Exercise:
Find every line in the records below that holds the word "title", and copy it out.

Provided entries:
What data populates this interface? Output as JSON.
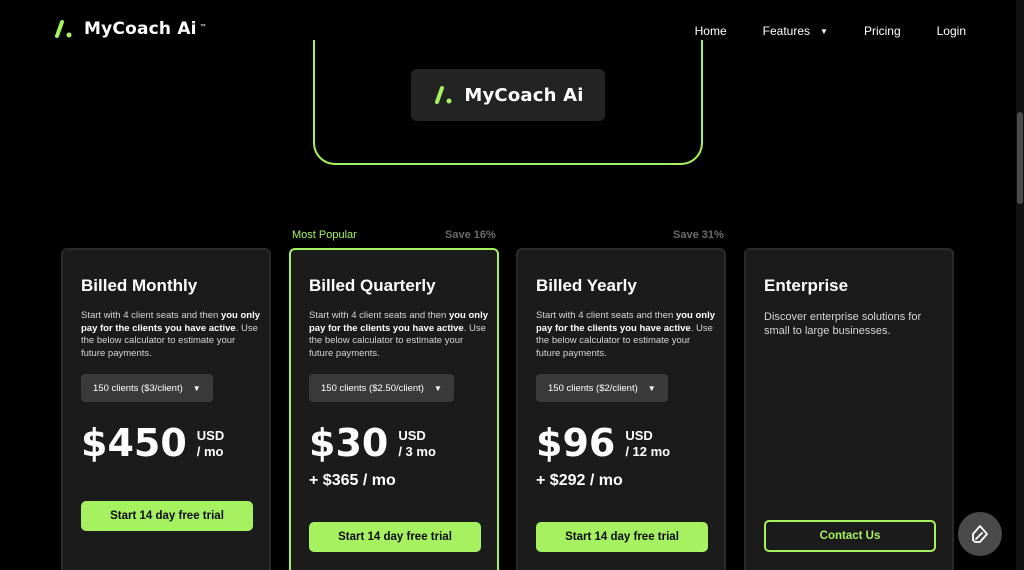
{
  "brand": {
    "name": "MyCoach Ai",
    "tm": "™",
    "accent": "#a6f15f"
  },
  "nav": {
    "items": [
      {
        "label": "Home"
      },
      {
        "label": "Features",
        "caret": "▼"
      },
      {
        "label": "Pricing"
      },
      {
        "label": "Login"
      }
    ]
  },
  "phone_preview": {
    "name": "MyCoach Ai"
  },
  "labels": {
    "most_popular": "Most Popular",
    "save_16": "Save 16%",
    "save_31": "Save 31%"
  },
  "plans": [
    {
      "title": "Billed Monthly",
      "desc_pre": "Start with 4 client seats and then ",
      "desc_bold1": "you only pay for the clients you have active",
      "desc_post": ". Use the below calculator to estimate your future payments.",
      "select": "150 clients ($3/client)",
      "price": "$450",
      "unit_line1": "USD",
      "unit_line2": "/ mo",
      "addon": "",
      "button": "Start 14 day free trial"
    },
    {
      "title": "Billed Quarterly",
      "desc_pre": "Start with 4 client seats and then ",
      "desc_bold1": "you only pay for the clients you have active",
      "desc_post": ". Use the below calculator to estimate your future payments.",
      "select": "150 clients ($2.50/client)",
      "price": "$30",
      "unit_line1": "USD",
      "unit_line2": "/ 3 mo",
      "addon": "+ $365 / mo",
      "button": "Start 14 day free trial"
    },
    {
      "title": "Billed Yearly",
      "desc_pre": "Start with 4 client seats and then ",
      "desc_bold1": "you only pay for the clients you have active",
      "desc_post": ". Use the below calculator to estimate your future payments.",
      "select": "150 clients ($2/client)",
      "price": "$96",
      "unit_line1": "USD",
      "unit_line2": "/ 12 mo",
      "addon": "+ $292 / mo",
      "button": "Start 14 day free trial"
    },
    {
      "title": "Enterprise",
      "desc": "Discover enterprise solutions for small to large businesses.",
      "button": "Contact Us"
    }
  ],
  "icons": {
    "logo": "logo-mark-icon",
    "chat": "chat-icon",
    "caret": "caret-down-icon"
  }
}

Exercise output:
      "title": "Billed Monthly",
      "title": "Billed Quarterly",
      "title": "Billed Yearly",
      "title": "Enterprise",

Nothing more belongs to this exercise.